### PROBLEM TO WORK ON
Give the data below again exactly as written, without its pictures.

(DATA TO USE begins)

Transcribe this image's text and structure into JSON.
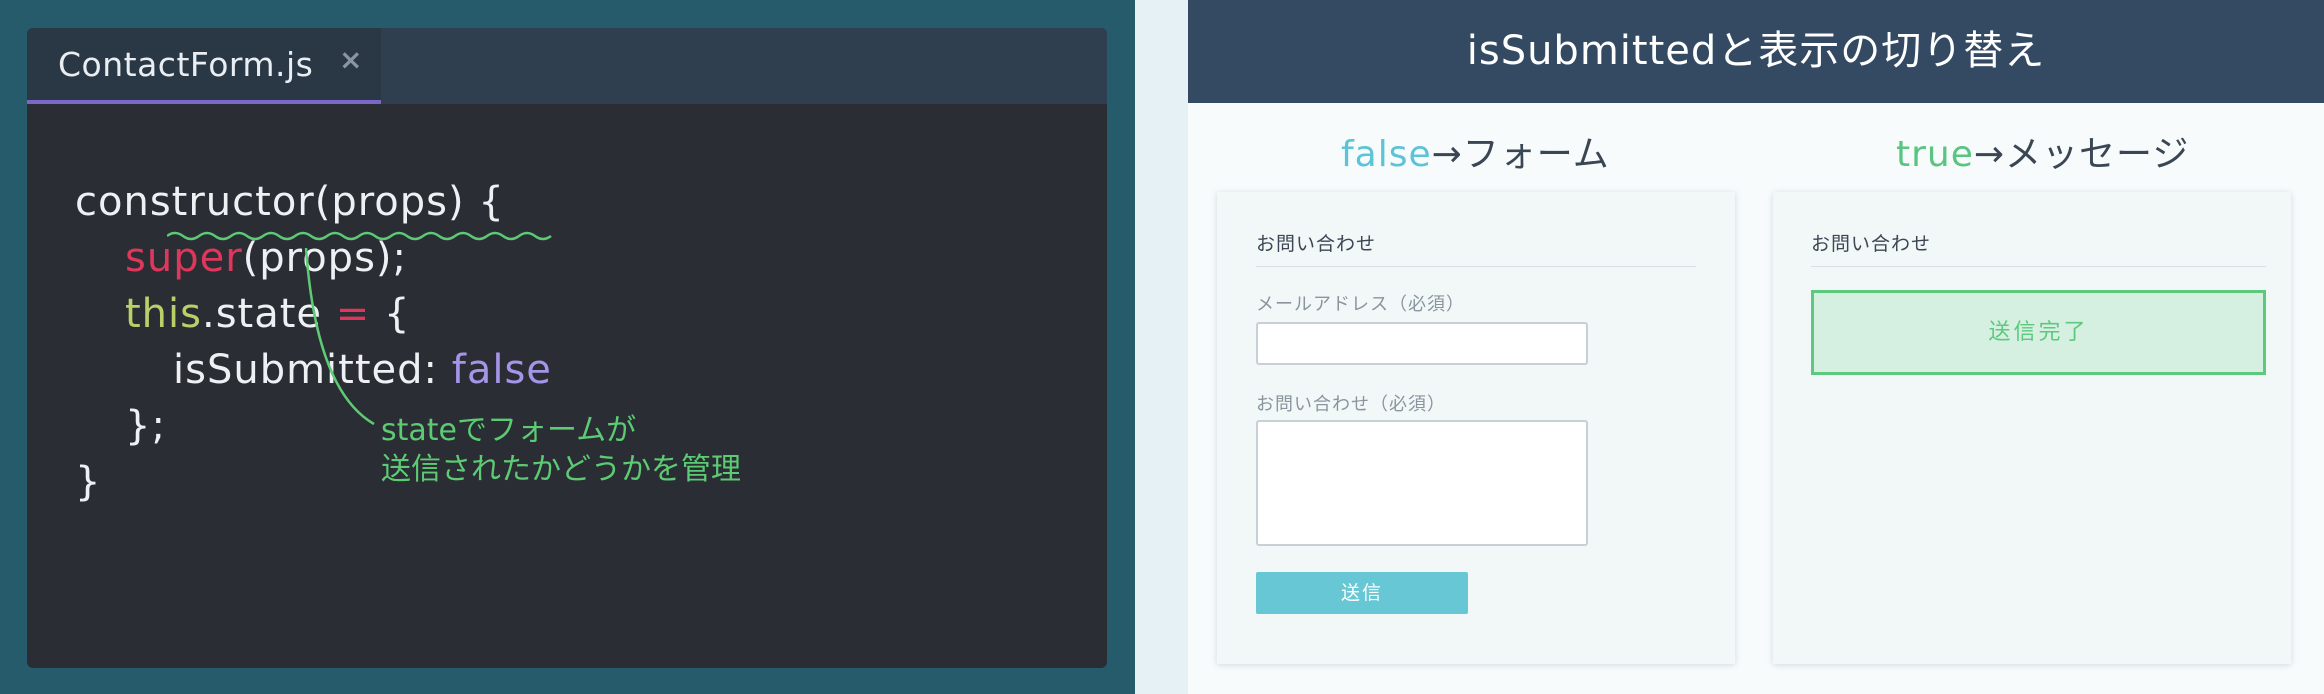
{
  "editor": {
    "tab_title": "ContactForm.js",
    "tab_close": "×",
    "code": {
      "line1": "constructor(props) {",
      "line2_kw": "super",
      "line2_rest": "(props);",
      "line3_kw": "this",
      "line3_mid": ".state ",
      "line3_op": "=",
      "line3_end": " {",
      "line4_key": "isSubmitted: ",
      "line4_val": "false",
      "line5": "};",
      "line6": "}"
    },
    "annotation": {
      "line1": "stateでフォームが",
      "line2": "送信されたかどうかを管理"
    }
  },
  "slide": {
    "title": "isSubmittedと表示の切り替え",
    "left_column": {
      "highlight": "false",
      "rest": "→フォーム"
    },
    "right_column": {
      "highlight": "true",
      "rest": "→メッセージ"
    },
    "form_card": {
      "title": "お問い合わせ",
      "email_label": "メールアドレス（必須）",
      "message_label": "お問い合わせ（必須）",
      "submit_label": "送信"
    },
    "message_card": {
      "title": "お問い合わせ",
      "done_message": "送信完了"
    }
  },
  "colors": {
    "outer_background": "#265b6b",
    "editor_background": "#2a2d33",
    "tab_underline": "#7a67c7",
    "keyword_super": "#e0365c",
    "keyword_this": "#b9d068",
    "value_false": "#a595e8",
    "annotation_green": "#5ccb74",
    "slide_header": "#344a63",
    "accent_false": "#5cc4d6",
    "accent_true": "#5ac481",
    "submit_button": "#67c7d4",
    "done_box_bg": "#d5efe0"
  }
}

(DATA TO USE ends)

### OUTPUT FOR THIS EXERCISE
Transcribe this image's text and structure into JSON.
{
  "editor": {
    "tab_title": "ContactForm.js",
    "tab_close": "×",
    "code": {
      "line1": "constructor(props) {",
      "line2_kw": "super",
      "line2_rest": "(props);",
      "line3_kw": "this",
      "line3_mid": ".state ",
      "line3_op": "=",
      "line3_end": " {",
      "line4_key": "isSubmitted: ",
      "line4_val": "false",
      "line5": "};",
      "line6": "}"
    },
    "annotation": {
      "line1": "stateでフォームが",
      "line2": "送信されたかどうかを管理"
    }
  },
  "slide": {
    "title": "isSubmittedと表示の切り替え",
    "left_column": {
      "highlight": "false",
      "rest": "→フォーム"
    },
    "right_column": {
      "highlight": "true",
      "rest": "→メッセージ"
    },
    "form_card": {
      "title": "お問い合わせ",
      "email_label": "メールアドレス（必須）",
      "message_label": "お問い合わせ（必須）",
      "submit_label": "送信"
    },
    "message_card": {
      "title": "お問い合わせ",
      "done_message": "送信完了"
    }
  },
  "colors": {
    "outer_background": "#265b6b",
    "editor_background": "#2a2d33",
    "tab_underline": "#7a67c7",
    "keyword_super": "#e0365c",
    "keyword_this": "#b9d068",
    "value_false": "#a595e8",
    "annotation_green": "#5ccb74",
    "slide_header": "#344a63",
    "accent_false": "#5cc4d6",
    "accent_true": "#5ac481",
    "submit_button": "#67c7d4",
    "done_box_bg": "#d5efe0"
  }
}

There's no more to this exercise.